Short, who believes pentecostals are equal to or "a close second" to Baptists among blacks in Washington, became chaplain at Howard in 1970 at the request of a dozen students whose enthusiasm showed him that pentecostalism exerted a powerful force among some students, but lacked leadership and direction.
Pentecostals, he explained, are expected to keep up their local church affiliation while in college but usually have no resource for their spiritual development, counsel for pressing collegiate dilemmas such as sexual experiences, nor impetus for social and politiacal involvement.
"We are busy giving shape to the concept of pentecostal campus ministry," Short said referring to his work and that of his wife, Betty. "We want to develop a model of campus ministry in the pentecostal tradition that would look like campus chaplaincies for other denominations.
"We are ministering to a different constituency now prenecostalism at its beginning ministered to a transplanted rural constituency that was recogizably different in style than established mainline churches.

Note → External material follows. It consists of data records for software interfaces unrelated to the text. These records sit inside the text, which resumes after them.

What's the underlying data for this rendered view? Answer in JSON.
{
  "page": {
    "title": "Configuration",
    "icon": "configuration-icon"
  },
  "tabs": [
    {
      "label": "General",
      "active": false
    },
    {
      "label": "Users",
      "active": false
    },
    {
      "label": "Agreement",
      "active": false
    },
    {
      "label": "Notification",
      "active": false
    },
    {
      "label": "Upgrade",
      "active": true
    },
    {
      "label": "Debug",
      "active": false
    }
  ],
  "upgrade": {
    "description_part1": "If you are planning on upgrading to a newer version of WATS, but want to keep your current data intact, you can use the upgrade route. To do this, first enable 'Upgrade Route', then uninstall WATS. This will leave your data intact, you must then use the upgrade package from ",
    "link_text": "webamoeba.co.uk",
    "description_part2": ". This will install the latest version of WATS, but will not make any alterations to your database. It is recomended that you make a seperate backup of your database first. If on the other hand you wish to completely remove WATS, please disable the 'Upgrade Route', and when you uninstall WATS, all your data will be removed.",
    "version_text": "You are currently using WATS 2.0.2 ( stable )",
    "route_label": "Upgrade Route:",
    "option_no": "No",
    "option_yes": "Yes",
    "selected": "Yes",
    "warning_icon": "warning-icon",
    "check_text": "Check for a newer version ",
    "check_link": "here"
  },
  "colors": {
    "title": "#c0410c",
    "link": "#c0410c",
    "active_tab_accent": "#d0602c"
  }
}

With the upward social mobility of our people, their needs are changing, and typically, many of them leave to go to the established denominations which met their needs."
The pentecostal movement at Howard led to the formation of the Intercollegiate Pentecostal Conference International, a national campus ministry agency that Short heads. The fledgling conference is purchasing the $50,000 headquarters, that serves as the Howard chaplaincy site where the Shorts live at 1st and Bryant Streets NW, and is promoting pentecostal ministries on other campuses.
It is also inter-pentecostal in attempting to brige the diverse petecostal traditions, and ecumenical.
Pentecoastal groups are active at several colleges in the New York City area and others like Rutges, Morgan State University, the University of Maryland, all Washington area campuse, Hampton Institute, Norfolk State, Virginia Union University in Virginia, North Carolina A and T and North Carolina Central University, and colleges in Florida and Illinois.
Short who began preaching in a local Baptish church at the age of 13, is a high-school graduate who held two associate pastorats in pentacostal churches before opening The Lord's Church, a storefront congregation, at 413 H St. NE in 1968.
However, he said, "I never felt called to the congregational ministry, Pentecotalis is very narrow, triumptant and sectariann the constant business of watching people come to pull out members away to their churches got to me. I thought it was a waste of time."
When they learned about the opportunity at Howard, the Shorts closed their church.
At first Short said he had to dispel some stigmas about pentecostals - that they are only lower class and illiterate, "holy rollers" and strictly in the business of proselytizing.
"I don't really want to make pentecostals out of people," said Short, who has several Baptists as leaders of his student group among other faiths, and who works with the United Ministries at Howard.
It is made up of chaplains representing Episcopalian, United Methodist, Catholic, Baptist, Pentecostal, Lutheran and Tom Skinner Associates, an evangelical, inter-faith organization.
Short's ministry, named the William J. Seymour Pentecostal Fellowship, after the founder of black pentecostalism - many believe all 20th-century pentecostalism - exists on what he calls "panic financing." It is usually called a "faith ministry," meaning he has no salary nor dependable income for the chaplaincy, the bills and his wife and two sons.
Dean Evans Crtwford of the Howard University chapel described that shoestring existence as a "testimony" to Short. "He is a man of aggression," he added.
The "spirit" of Short's venture coincided with a black religious awakening at Howard, Dean Crawford noted.
Editor Tinney also is trying to cultivate that spirit. A faculty member of the Howard School of Communications and a former editor of the Washington Afro-American, he initiated "Spirit" magazine to make the pentecostal presence more apparent in academic circles and to prompt cricital analysis of the movement.
Essays in the inaugural issue discuss differences between black and white pentecostals, the social welfare role of Father Divine, the African components of gospel music and roles of black Pentecostal intellectuals.
Contributors include Dr. Pearl Williams Jones of the University of District of Columbia, Dr. Bennie Goodwin of the Interdenominational Theological Center in Atlanta and Dr. James A. Forbes Jr. of Union Theological Seminary in New York and a noted pentecostal preacher.